By Michael Nam
The Survey of Household Economics and Decisionmaking (SHED), part of the Federal Reserve’s Report on the Economic Well-Being of U.S. Households in 2014, shows that more Americans are feeling better off economically than in 2013.
The positive outlook on the economy extends to Black and Hispanic populations, as well as millennials. For businesses looking to recruit and retain top talent, workers that feel more secure about their future present challenges.
According to the survey, Black and Hispanic views on economic outlook have, compared to 2009, improved significantly, even in relation to views of white Americans:
Percentage of Respondents That Feel Better Off Than in 2009
|2013 SHED||2014 SHED|
There are certainly major issues for many households making less than $40,000, without college educations and lacking sufficient emergency and retirement funds.
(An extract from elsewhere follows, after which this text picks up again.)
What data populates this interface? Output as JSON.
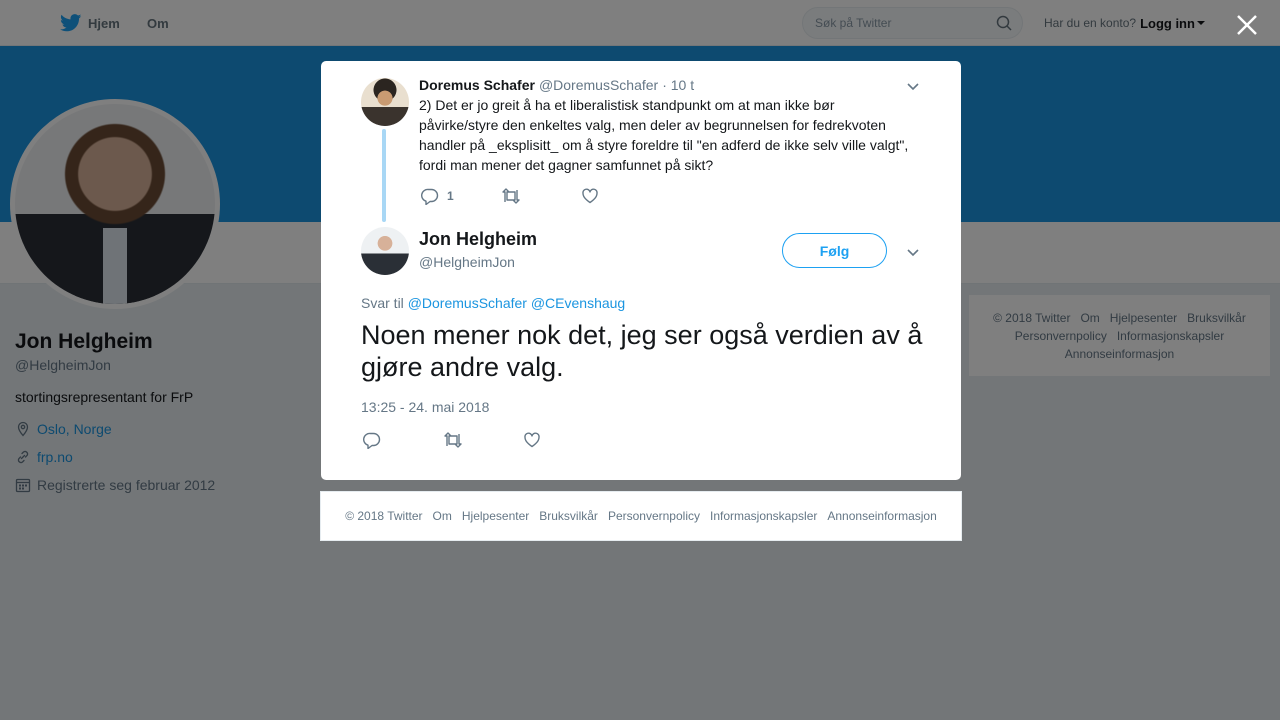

Yet the tide of optimism appears to be growing, as 29 percent of surveyed respondents had a higher expectation of income in the future compared to 21 percent overall in 2013.
Broken down by age, young people in the survey, between the ages of 18 and 29, are particularly optimistic about their future income status:
Younger individuals are the most optimistic about their future income trajectory, with 39 percent of those under age 30 believing their income will increase in the year after the survey
The figure correlates well with recent Pew Research that shows millennials are generally optimistic about the way things are going in the country, with 41 percent showing a positive outlook.
Workers have reasons for optimism with a modest uptick in the consumer confidence index and the unemployment rate holding steady under 6 percent. But it should be noted that the expectation of higher pay is still an expectation of higher pay. Depending on the kind of recruitment pipeline and retention programs a company has in place, it will still likely cost more to bring and keep employees on board.
As DiversityInc notes, reputation management is key to modern day recruitment and retention of talent:
Companies that make diversity a priority are winning the war for talent. Not only are they recruiting people from underrepresented groups at a faster rate, but studies show young peopleincluding straight, white, able-bodied menwant to work at inclusive workplaces.
While the Federal Reserve survey does show an expectation of appropriate compensation, businesses also need to take firm, proactive steps to create an inclusive and inviting workplace:
Companies that have strongly stated inclusive morals and act decisively to stand up for them are more attractive to recruits, according to the study’s findings. In recent days, that would includeEli Lilly and Company,Cummins,Anthem,Marriott InternationalandMonsanto, all of whom vehemently opposedIndiana’s anti-gay Religious Freedom Restoration Act.
The stakes are high for businesses keeping up with employee expectations. Growing optimism among workers means an added pressure on companies to truly invest in their talent. As Enrico Moretti discussed in his address on the geography of jobs, “the single most important factor that drives success, not just in communities but also in companies, is the human capital in the work force.”